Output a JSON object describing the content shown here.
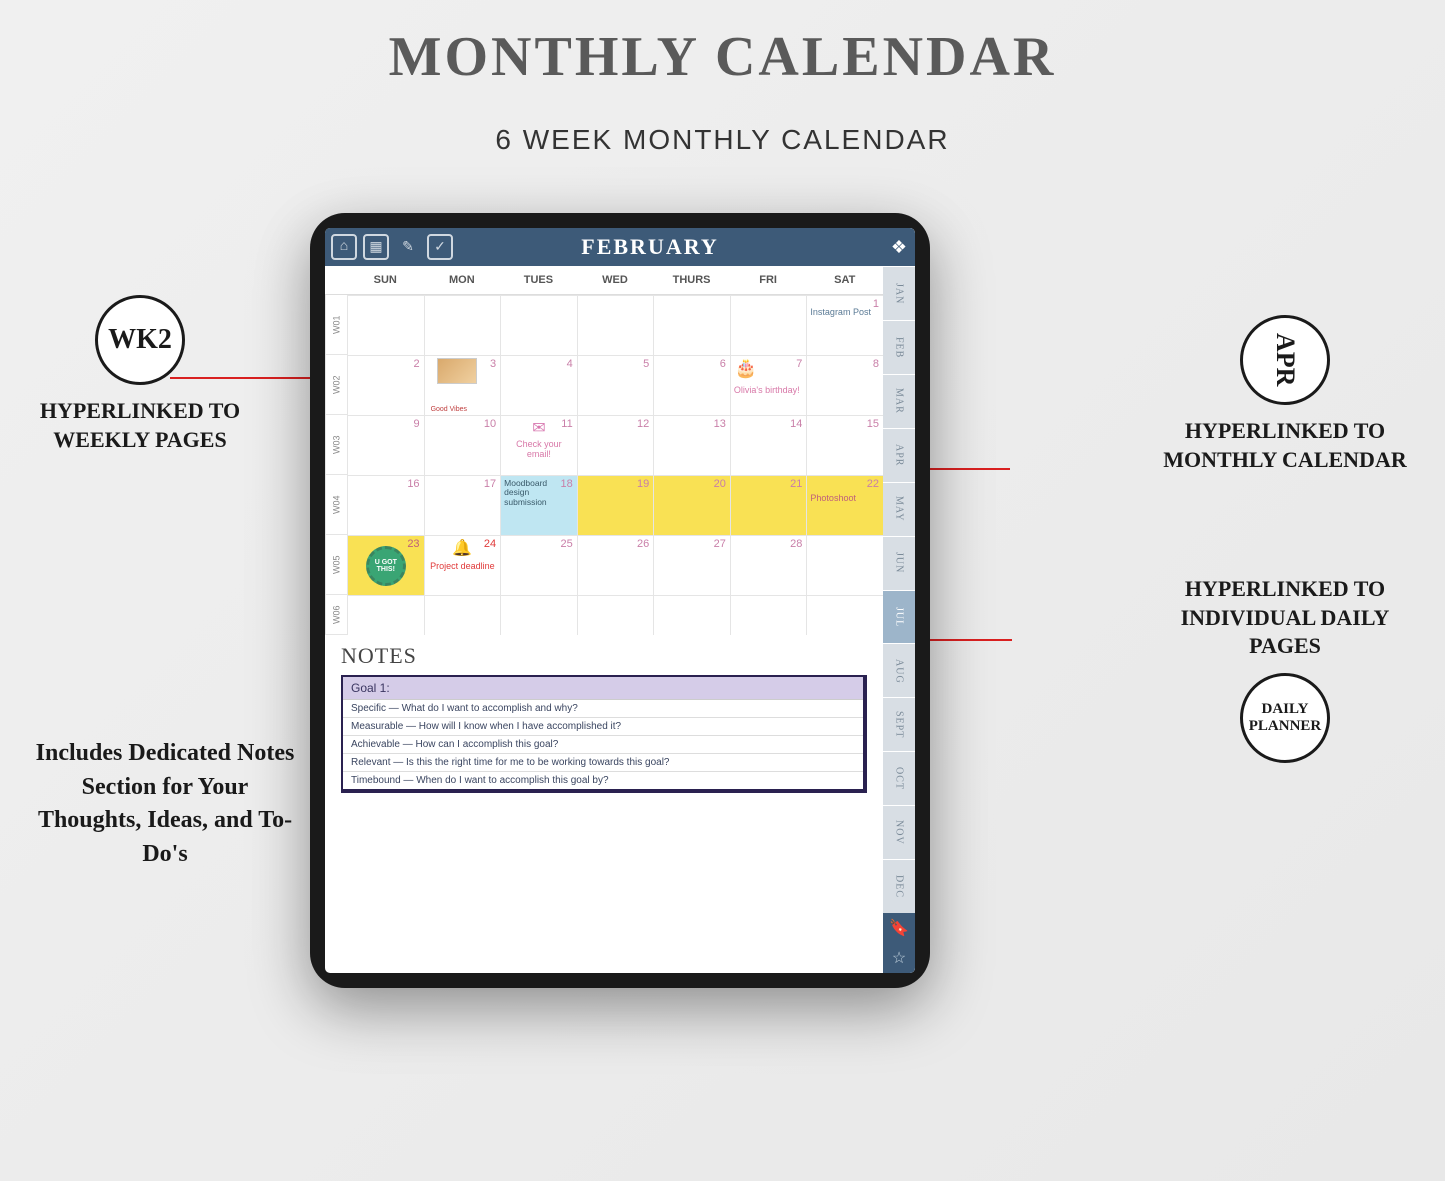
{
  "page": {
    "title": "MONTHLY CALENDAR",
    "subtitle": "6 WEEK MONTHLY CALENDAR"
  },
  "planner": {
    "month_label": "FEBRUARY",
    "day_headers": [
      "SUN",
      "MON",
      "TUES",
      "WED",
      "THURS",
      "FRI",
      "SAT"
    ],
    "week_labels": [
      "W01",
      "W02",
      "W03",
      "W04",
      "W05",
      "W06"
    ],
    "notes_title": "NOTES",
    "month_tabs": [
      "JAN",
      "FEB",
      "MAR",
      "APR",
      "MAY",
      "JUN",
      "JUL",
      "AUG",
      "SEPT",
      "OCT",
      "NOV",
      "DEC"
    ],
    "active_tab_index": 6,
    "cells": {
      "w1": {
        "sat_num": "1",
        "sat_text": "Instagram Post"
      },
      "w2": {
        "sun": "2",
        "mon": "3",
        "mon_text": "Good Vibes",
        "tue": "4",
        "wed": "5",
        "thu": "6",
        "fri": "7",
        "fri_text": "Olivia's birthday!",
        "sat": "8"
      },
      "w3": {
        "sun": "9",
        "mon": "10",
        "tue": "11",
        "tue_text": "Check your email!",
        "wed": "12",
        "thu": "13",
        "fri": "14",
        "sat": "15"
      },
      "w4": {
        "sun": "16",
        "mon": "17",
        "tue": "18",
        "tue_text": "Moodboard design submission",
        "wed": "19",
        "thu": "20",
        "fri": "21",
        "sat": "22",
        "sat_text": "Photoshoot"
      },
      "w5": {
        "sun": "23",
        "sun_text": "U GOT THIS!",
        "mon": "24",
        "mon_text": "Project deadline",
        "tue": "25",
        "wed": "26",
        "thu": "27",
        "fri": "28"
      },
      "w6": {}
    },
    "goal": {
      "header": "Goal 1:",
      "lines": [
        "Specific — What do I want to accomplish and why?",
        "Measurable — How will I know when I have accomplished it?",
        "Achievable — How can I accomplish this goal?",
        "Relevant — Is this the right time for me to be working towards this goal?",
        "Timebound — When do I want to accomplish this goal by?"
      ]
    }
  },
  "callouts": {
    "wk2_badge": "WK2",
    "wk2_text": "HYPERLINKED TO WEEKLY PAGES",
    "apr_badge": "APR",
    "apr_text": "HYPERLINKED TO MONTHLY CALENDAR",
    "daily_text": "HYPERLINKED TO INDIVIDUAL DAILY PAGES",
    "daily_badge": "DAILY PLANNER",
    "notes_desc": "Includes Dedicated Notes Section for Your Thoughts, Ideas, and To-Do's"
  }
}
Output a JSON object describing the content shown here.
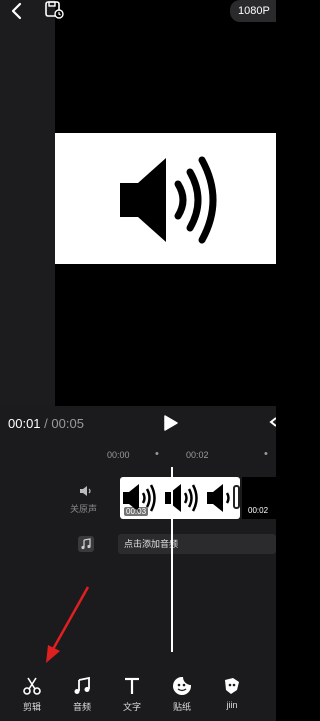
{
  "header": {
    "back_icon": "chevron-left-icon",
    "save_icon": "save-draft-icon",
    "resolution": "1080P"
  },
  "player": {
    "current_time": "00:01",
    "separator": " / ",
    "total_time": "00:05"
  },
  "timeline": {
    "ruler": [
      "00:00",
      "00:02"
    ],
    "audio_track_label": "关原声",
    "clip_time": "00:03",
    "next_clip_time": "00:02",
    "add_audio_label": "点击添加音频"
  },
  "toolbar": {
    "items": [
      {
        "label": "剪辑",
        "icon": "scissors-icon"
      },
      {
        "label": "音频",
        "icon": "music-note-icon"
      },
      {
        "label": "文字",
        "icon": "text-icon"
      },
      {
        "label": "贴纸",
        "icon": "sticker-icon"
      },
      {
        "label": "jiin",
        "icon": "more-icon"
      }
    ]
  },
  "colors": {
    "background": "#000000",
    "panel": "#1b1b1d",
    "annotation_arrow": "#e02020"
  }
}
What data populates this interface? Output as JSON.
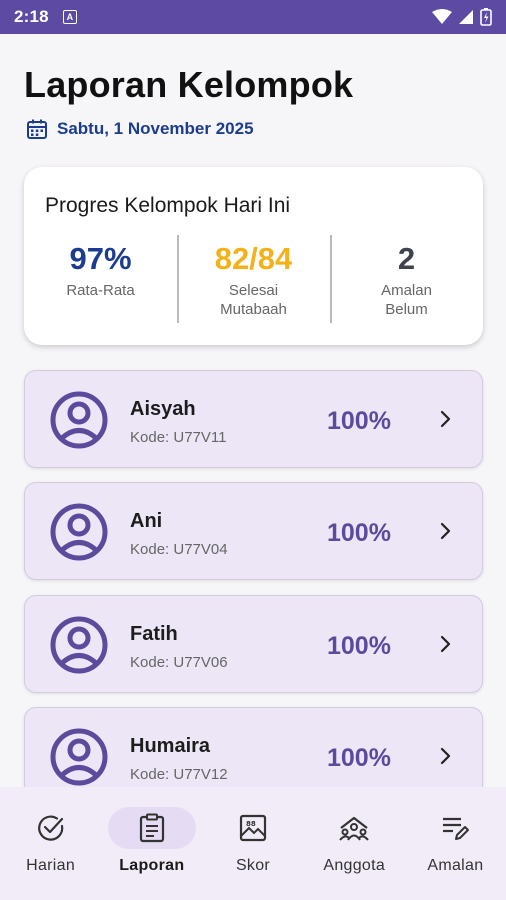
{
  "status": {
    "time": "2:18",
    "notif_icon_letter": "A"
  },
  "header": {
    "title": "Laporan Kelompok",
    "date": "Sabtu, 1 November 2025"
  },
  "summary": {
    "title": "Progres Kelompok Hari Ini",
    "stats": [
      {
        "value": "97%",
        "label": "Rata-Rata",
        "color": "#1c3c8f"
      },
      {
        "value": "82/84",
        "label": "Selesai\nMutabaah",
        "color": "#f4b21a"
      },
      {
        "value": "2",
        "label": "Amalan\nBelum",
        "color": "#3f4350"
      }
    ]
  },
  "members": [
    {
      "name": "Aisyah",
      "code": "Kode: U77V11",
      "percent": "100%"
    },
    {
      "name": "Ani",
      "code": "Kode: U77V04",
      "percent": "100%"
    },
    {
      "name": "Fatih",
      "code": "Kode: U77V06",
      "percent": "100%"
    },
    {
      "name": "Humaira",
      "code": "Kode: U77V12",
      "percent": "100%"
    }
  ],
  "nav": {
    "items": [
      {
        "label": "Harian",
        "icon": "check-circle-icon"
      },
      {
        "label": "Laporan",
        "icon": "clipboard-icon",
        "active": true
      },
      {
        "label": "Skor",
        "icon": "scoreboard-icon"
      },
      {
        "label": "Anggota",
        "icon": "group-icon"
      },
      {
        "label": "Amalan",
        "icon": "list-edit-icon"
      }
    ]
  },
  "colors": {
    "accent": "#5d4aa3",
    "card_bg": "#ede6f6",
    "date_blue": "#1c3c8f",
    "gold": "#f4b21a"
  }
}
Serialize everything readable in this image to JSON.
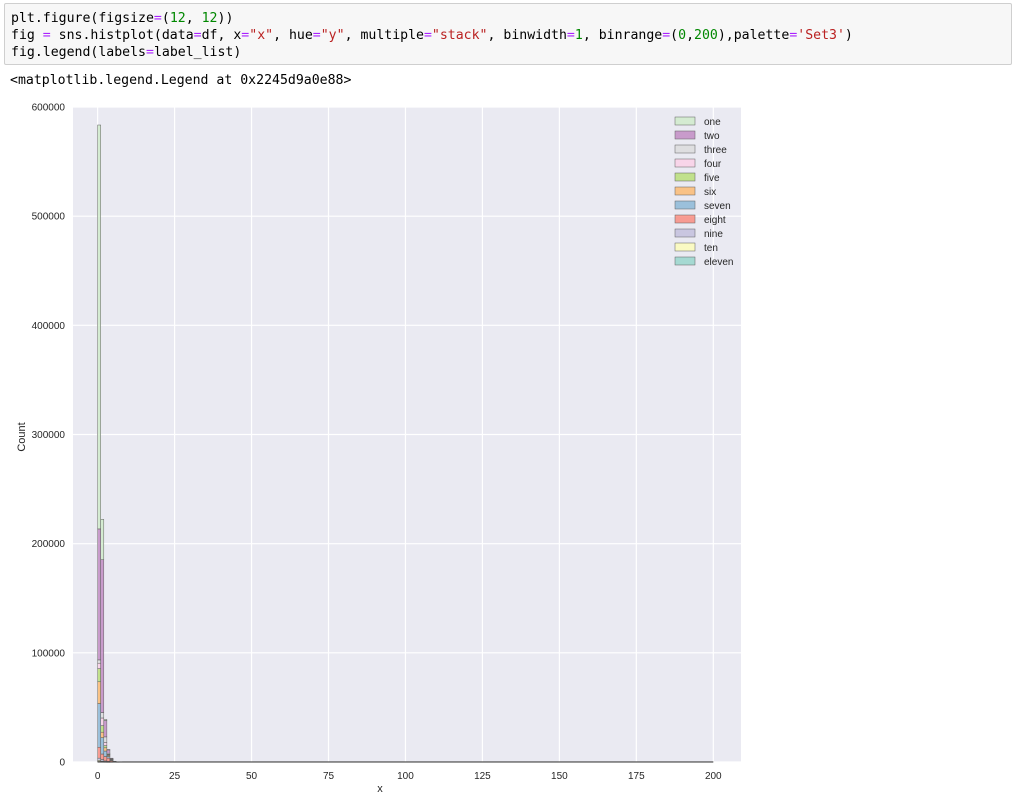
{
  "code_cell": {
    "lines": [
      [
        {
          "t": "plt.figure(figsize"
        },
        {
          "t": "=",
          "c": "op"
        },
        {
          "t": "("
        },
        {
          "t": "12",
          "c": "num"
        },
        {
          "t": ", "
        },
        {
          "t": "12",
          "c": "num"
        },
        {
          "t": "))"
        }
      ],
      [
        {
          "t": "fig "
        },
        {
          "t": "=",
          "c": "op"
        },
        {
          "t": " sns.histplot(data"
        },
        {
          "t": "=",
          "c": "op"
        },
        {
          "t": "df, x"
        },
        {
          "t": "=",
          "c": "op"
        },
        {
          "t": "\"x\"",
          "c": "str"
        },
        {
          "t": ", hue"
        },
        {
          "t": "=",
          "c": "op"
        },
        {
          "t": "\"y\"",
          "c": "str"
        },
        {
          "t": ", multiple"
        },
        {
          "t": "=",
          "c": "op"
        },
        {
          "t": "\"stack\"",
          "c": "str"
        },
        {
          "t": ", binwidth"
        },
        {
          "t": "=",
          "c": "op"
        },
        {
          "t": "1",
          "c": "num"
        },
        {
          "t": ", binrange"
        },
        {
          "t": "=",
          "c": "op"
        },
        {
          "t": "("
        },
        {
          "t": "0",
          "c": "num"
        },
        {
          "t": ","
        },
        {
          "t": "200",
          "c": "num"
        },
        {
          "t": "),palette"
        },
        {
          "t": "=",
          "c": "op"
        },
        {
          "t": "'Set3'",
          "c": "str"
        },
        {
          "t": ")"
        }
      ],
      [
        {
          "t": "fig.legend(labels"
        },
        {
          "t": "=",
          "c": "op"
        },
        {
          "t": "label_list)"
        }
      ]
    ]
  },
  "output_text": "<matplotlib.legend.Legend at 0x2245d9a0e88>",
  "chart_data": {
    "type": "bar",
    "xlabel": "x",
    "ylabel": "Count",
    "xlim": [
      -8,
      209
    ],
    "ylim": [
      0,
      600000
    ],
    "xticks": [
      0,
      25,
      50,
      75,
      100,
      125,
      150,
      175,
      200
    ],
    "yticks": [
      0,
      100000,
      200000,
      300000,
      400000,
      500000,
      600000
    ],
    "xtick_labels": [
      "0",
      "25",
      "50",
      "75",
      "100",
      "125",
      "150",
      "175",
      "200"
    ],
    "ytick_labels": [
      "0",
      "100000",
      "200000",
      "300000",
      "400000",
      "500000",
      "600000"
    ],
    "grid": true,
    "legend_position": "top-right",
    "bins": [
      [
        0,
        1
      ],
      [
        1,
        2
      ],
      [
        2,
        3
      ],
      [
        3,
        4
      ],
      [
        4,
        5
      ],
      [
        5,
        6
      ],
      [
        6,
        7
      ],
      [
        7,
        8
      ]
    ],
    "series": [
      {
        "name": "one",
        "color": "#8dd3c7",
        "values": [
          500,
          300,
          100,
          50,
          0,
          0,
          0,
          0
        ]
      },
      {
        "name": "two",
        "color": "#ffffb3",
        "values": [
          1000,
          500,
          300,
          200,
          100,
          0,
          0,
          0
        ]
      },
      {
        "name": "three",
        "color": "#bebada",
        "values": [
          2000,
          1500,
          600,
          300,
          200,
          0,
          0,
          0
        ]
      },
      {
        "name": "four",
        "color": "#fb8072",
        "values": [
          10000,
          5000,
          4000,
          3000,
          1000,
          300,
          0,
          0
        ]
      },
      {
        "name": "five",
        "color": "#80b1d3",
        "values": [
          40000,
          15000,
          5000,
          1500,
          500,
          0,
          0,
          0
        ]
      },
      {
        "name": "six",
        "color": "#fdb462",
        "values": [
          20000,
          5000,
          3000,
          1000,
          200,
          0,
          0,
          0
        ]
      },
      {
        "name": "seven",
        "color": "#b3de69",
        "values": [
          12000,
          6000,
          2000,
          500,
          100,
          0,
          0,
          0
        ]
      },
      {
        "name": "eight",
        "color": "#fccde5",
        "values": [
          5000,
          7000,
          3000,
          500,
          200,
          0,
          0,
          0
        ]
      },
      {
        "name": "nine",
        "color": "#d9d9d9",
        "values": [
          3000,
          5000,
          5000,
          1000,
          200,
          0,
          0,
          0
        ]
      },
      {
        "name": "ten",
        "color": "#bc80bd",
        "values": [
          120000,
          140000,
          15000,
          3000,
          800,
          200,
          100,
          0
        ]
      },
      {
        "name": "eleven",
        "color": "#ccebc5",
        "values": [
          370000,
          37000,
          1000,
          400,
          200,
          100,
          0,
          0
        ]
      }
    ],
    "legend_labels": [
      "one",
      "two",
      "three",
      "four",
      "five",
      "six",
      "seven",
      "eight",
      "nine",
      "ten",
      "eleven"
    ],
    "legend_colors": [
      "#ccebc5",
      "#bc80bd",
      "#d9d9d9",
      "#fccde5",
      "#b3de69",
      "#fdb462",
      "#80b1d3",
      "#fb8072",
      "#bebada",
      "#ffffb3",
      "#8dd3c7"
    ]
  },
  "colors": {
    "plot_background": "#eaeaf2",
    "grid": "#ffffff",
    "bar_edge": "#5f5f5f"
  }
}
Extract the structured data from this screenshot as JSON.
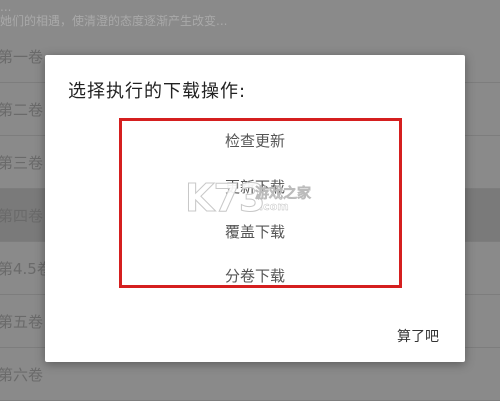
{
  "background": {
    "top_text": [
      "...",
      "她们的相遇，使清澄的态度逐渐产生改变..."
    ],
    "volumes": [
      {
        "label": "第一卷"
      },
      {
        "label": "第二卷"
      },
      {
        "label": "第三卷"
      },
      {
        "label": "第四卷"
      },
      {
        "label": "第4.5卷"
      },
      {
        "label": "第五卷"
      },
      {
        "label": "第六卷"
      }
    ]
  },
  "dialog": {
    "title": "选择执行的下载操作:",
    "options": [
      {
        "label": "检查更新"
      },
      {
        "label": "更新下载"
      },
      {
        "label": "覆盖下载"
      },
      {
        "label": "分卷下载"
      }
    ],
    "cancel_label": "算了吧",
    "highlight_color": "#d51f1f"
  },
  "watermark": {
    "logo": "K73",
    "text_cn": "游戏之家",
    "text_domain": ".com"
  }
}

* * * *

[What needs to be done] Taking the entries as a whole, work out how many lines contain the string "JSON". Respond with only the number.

[Reply to the task] 5